ABUNDANT as is the mass of material for the study of history and manners in the sixteenth century,1 there is even a greater abundance for the history, political and social, of the century of the Stuarts. There are, however, two difficulties to be faced in such an inquiry. The first is that the history of London is far more closely connected with the history of the nation during the seventeenth than during the sixteenth century. It may, indeed, be advanced that at no time, not even when London deposed Richard II. and set up Henry IV., was the City so closely involved in all the events of the time as in the seventeenth century. The City at that time reached the highest point of its political importance, an importance which vanished in the century that followed.

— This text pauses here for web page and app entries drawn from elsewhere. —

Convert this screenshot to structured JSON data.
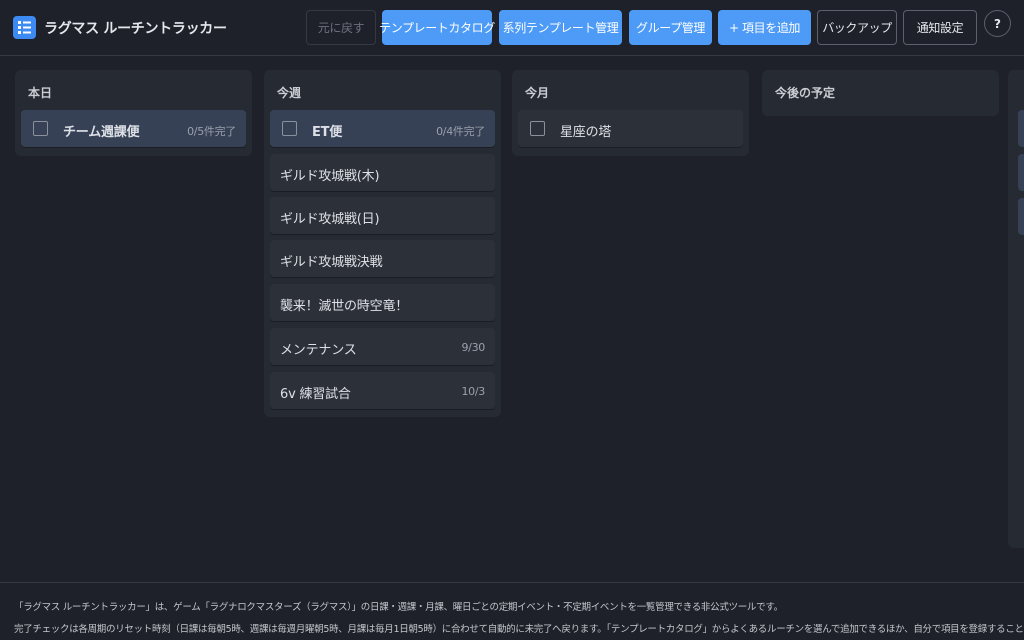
{
  "app": {
    "title": "ラグマス ルーチントラッカー"
  },
  "toolbar": {
    "undo_label": "元に戻す",
    "template_catalog_label": "テンプレートカタログ",
    "series_template_label": "系列テンプレート管理",
    "group_manage_label": "グループ管理",
    "add_item_label": "+ 項目を追加",
    "backup_label": "バックアップ",
    "notification_label": "通知設定",
    "help_label": "?"
  },
  "columns": {
    "today": {
      "title": "本日",
      "items": [
        {
          "label": "チーム週課便",
          "meta": "0/5件完了"
        }
      ]
    },
    "week": {
      "title": "今週",
      "items": [
        {
          "label": "ET便",
          "meta": "0/4件完了"
        },
        {
          "label": "ギルド攻城戦(木)",
          "meta": ""
        },
        {
          "label": "ギルド攻城戦(日)",
          "meta": ""
        },
        {
          "label": "ギルド攻城戦決戦",
          "meta": ""
        },
        {
          "label": "襲来！滅世の時空竜！",
          "meta": ""
        },
        {
          "label": "メンテナンス",
          "meta": "9/30"
        },
        {
          "label": "6v 練習試合",
          "meta": "10/3"
        }
      ]
    },
    "month": {
      "title": "今月",
      "items": [
        {
          "label": "星座の塔",
          "meta": ""
        }
      ]
    },
    "upcoming": {
      "title": "今後の予定",
      "items": []
    }
  },
  "footer": {
    "line1": "「ラグマス ルーチントラッカー」は、ゲーム「ラグナロクマスターズ（ラグマス）」の日課・週課・月課、曜日ごとの定期イベント・不定期イベントを一覧管理できる非公式ツールです。",
    "line2": "完了チェックは各周期のリセット時刻（日課は毎朝5時、週課は毎週月曜朝5時、月課は毎月1日朝5時）に合わせて自動的に未完了へ戻ります。「テンプレートカタログ」からよくあるルーチンを選んで追加できるほか、自分で項目を登録することもできま"
  },
  "colors": {
    "background": "#1e2129",
    "column": "#262a33",
    "card": "#2c3039",
    "card_active": "#364156",
    "primary": "#4d9bf7"
  },
  "icons": {
    "logo": "checklist-icon"
  }
}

Therefore the historian of London has before him the broad fact that for sixty years, viz. from the accession of Charles I. to the expulsion of James II., he should be pursuing the history of the country. In this place, however, there is not space for such a history; it has already been well told by many historians; and I have neither the time nor the competence to write the history of this most eventful period. I have therefore found it necessary to assume a certain knowledge of events and to speak of their sequence with reference especially to the attitude of the City; the forces which acted on the people; their ideas; their resolution and tenacity under Charles I.; their servility and obedience under Charles II.; and their final rejection of the doctrines of passive____________________